» Problem description
Which lines of the records contain "Алданский"? Collect every one of them.
[Records to use — start]
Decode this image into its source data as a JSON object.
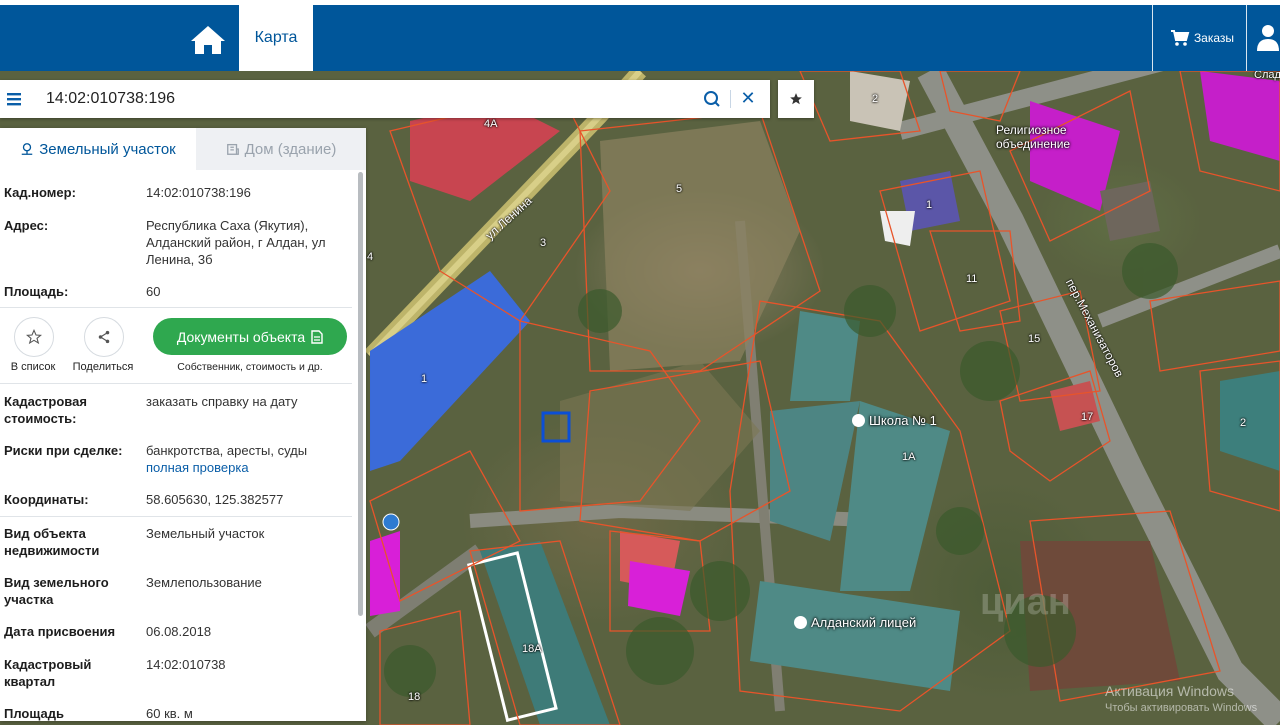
{
  "nav": {
    "tab_label": "Карта",
    "orders_label": "Заказы"
  },
  "search": {
    "value": "14:02:010738:196"
  },
  "panel": {
    "tab_land": "Земельный участок",
    "tab_house": "Дом (здание)",
    "rows": {
      "cad_number": {
        "label": "Кад.номер:",
        "value": "14:02:010738:196"
      },
      "address": {
        "label": "Адрес:",
        "value": "Республика Саха (Якутия), Алданский район, г Алдан, ул Ленина, 3б"
      },
      "area": {
        "label": "Площадь:",
        "value": "60"
      },
      "cad_value": {
        "label": "Кадастровая стоимость:",
        "value": "заказать справку на дату"
      },
      "risks": {
        "label": "Риски при сделке:",
        "value": "банкротства, аресты, суды",
        "link": "полная проверка"
      },
      "coords": {
        "label": "Координаты:",
        "value": "58.605630, 125.382577"
      },
      "object_type": {
        "label": "Вид объекта недвижимости",
        "value": "Земельный участок"
      },
      "land_type": {
        "label": "Вид земельного участка",
        "value": "Землепользование"
      },
      "assign_date": {
        "label": "Дата присвоения",
        "value": "06.08.2018"
      },
      "cad_quarter": {
        "label": "Кадастровый квартал",
        "value": "14:02:010738"
      },
      "refined_area": {
        "label": "Площадь уточненная",
        "value": "60 кв. м"
      }
    },
    "actions": {
      "add_list": "В список",
      "share": "Поделиться",
      "documents": "Документы объекта",
      "documents_sub": "Собственник, стоимость и др."
    }
  },
  "map": {
    "street_lenina": "ул.Ленина",
    "street_mekhanizatorov": "пер.Механизаторов",
    "labels": [
      "4А",
      "5",
      "3",
      "4",
      "1",
      "2",
      "1",
      "11",
      "15",
      "17",
      "2",
      "18А",
      "18",
      "1А",
      "Слад"
    ],
    "poi_religious": "Религиозное объединение",
    "poi_school": "Школа № 1",
    "poi_lyceum": "Алданский лицей",
    "watermark_line1": "Активация Windows",
    "watermark_line2": "Чтобы активировать Windows",
    "cian": "циан",
    "colors": {
      "navbar": "#00569a",
      "parcel_line": "#e8542a",
      "pink": "#d91ad9",
      "blue_roof": "#3a64d8"
    }
  }
}
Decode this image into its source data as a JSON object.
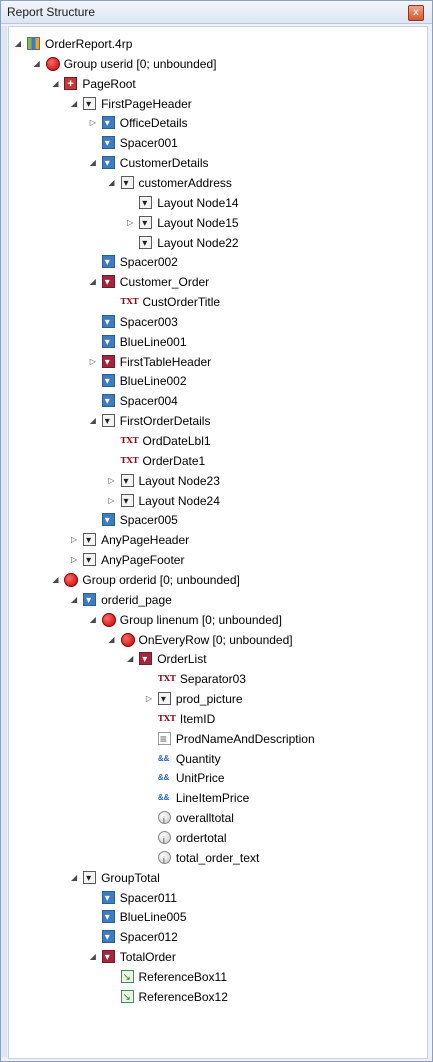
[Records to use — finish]
» Written reply
        "value": "Республика Саха (Якутия), Алданский район, г Алдан, ул Ленина, 3б"
    "poi_lyceum": "Алданский лицей",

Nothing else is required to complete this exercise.